Collaboration scripts structure the collaboration process by guiding the interacting partners through a sequence of interaction phases with designated activities and roles. Scripts are expected to promote learning by prompting cognitive, metacognitive and social processes that might otherwise not occur, i.e. students are more likely to traverse useful learning paths than in unscripted collaboration. For example, the script prompts interacting partners to engage in activities like posing questions, providing explanations, and giving feedback.
Dillenbourg and Jermann (2006) describe different core scripts, i.e. schemata lying at the heart of any particular collaboration script. They distinguish between jigsaw, conflict and reciprocal script approaches.

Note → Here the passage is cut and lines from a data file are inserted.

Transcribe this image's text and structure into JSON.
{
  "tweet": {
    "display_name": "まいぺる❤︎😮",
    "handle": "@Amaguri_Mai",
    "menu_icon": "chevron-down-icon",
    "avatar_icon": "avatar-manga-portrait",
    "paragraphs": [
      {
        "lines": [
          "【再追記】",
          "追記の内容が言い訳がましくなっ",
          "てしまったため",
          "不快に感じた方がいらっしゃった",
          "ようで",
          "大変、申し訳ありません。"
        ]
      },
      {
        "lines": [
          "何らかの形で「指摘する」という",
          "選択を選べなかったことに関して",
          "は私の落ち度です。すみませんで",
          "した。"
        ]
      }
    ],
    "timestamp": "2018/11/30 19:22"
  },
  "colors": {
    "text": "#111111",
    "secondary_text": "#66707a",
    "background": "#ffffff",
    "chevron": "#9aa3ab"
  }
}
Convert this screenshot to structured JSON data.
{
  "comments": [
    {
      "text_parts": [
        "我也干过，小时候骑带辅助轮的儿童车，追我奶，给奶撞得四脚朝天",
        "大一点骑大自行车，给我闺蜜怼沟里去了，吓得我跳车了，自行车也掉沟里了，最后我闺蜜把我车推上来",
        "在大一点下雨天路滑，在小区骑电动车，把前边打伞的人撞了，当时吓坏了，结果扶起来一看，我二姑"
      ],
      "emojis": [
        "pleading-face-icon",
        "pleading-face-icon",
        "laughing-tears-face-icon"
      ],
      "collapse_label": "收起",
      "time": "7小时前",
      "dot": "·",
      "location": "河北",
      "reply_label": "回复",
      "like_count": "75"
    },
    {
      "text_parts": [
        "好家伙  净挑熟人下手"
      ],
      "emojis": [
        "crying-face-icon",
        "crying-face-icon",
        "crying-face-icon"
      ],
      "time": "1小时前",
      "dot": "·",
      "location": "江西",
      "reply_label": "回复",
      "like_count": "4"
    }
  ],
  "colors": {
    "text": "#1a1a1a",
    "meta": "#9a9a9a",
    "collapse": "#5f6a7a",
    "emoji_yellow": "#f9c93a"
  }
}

Dillenbourg, P. & Jermann, P. (2006). Designing integrative scripts. In F. Fischer, I. Kollar, H. Mandl &, J. Haake, Scripting computer-supported communication of knowledge. Cognitive, computational, and educational perspectives (pp. 259-288). New York: Springer.